Ming Thein, who now works for Hasselblad, has such opportunities but is actually looking a little further. What does a guy who has everything throw in his overnight bag when he wants a really compact shooter? I was fascinated to read Ming’s decision making process in his blog post, The Un-Camera Camera:
“There’s one small hole left not filled by any of the above. A Hasselblad, by its very nature, is not the kind of thing one uses casually. Partially because there’s little point in shooting sloppy medium format and having massive files to curate later, partially because it’s not always socially acceptable to wield something that large, partially because it requires some physical weight commitment (getting harder and harder with current airline restrictions), but mostly because I’ve always felt that the output is quite binary: either it makes you look like a hero, or you crash and burn.”
Something smaller, then? Ming points out that this role has been filled traditionally by compact pocket cameras — perhaps the Ricoh GR, the Olympus Mju II or, possibly, a Leica with a small lens. All are preferable, as he points out, to a 4 x 5 or medium format when it comes to lugging stuff around.
There are many choices, though. Cameras such as the LX100 (D Lux), the RX100, TZ10 and TZ100 have been around for some time and Ming but believes they are rather ambitious in the lens department yet underachieving in practice. So….
To cut a longish and very entertaining post short, Ming ends up favouring the micro four-thirds format and settles for one of the less obvious candidates — such as the Olympus PEN-F or OM-D E-M10.2 — in favour of a Panasonic.

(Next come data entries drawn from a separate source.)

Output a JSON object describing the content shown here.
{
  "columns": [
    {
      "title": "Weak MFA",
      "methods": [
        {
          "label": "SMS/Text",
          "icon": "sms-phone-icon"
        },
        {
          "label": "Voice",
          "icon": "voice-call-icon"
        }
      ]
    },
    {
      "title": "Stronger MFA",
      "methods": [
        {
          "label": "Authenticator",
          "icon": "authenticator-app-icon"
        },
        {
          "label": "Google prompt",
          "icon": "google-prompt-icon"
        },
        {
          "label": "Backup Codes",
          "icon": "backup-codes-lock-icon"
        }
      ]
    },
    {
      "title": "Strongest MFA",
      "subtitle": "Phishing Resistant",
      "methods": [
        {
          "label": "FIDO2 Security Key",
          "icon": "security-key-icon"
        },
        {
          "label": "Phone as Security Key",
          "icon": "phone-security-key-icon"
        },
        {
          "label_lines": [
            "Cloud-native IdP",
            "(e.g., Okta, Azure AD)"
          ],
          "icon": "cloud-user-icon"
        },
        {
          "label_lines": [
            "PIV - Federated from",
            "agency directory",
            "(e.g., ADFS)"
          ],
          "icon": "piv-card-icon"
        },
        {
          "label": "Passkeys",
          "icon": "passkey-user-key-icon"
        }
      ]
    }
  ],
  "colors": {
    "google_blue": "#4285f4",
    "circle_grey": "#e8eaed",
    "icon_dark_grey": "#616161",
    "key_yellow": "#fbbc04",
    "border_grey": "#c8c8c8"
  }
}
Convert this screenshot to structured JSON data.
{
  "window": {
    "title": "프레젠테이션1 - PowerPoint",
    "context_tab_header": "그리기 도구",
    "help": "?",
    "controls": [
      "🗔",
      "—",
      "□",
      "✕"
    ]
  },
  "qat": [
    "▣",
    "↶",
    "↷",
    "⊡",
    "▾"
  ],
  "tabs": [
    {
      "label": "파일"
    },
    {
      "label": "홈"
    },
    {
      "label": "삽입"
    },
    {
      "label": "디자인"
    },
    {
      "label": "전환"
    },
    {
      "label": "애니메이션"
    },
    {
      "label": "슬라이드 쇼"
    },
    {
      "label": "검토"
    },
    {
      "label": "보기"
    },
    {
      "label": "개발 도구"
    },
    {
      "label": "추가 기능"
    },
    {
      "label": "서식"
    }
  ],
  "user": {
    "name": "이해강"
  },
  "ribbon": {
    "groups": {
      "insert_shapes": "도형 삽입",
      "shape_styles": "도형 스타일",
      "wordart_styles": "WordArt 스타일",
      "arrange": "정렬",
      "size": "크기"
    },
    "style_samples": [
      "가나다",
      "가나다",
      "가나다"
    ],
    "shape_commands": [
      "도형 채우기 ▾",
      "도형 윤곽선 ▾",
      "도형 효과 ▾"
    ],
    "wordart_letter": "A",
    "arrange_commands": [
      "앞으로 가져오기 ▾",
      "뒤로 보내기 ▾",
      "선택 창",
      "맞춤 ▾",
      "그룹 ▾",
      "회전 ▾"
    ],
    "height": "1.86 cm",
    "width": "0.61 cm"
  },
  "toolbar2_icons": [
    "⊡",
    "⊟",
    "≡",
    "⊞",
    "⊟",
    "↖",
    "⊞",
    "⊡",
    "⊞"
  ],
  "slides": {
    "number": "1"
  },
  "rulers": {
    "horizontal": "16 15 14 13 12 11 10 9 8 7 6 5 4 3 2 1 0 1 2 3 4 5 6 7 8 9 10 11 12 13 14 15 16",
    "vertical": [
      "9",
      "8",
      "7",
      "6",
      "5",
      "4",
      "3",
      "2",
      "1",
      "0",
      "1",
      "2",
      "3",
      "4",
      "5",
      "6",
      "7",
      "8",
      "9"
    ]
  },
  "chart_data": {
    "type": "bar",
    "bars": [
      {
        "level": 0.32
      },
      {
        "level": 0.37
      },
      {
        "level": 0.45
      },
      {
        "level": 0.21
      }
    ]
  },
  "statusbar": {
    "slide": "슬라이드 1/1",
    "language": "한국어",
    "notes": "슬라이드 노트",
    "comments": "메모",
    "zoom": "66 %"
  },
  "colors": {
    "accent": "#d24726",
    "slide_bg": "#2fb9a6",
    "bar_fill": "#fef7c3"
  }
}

It’s the GX85 that gets the Ming seal of approval. It is light in weight, performs strongly and has the really good 12-32 pancake kit zoom to keep dimensions in hand. And, it has a viewfinder which, for most of us, is an essential.
I haven’t tried the GX85 (GX80 in UK and many other countries — why does Panasonic insist on confusing us all in this way?) But I do own the bigger, weather-resistant GX8 and the diminutive GM1. Both are solid and usable cameras and produce great results. The GM1, otherwise a masterpiece of diminuisation, is let down by the lack of a viewfinder and is now a little long in the tooth. Time, perhaps, for something new.
On paper, then (until I’ve managed to borrow a GX80 for test), I agree with Ming. The GX80 could well be the ideal throw-in-the-bag lightweight camera. With the 12-32 zoom it is certainly compact but, of course, it has the additional advantage of accommodating all lenses from the vast m4/3 arsenal. Could it offer the best of all worlds for the lightweight traveller?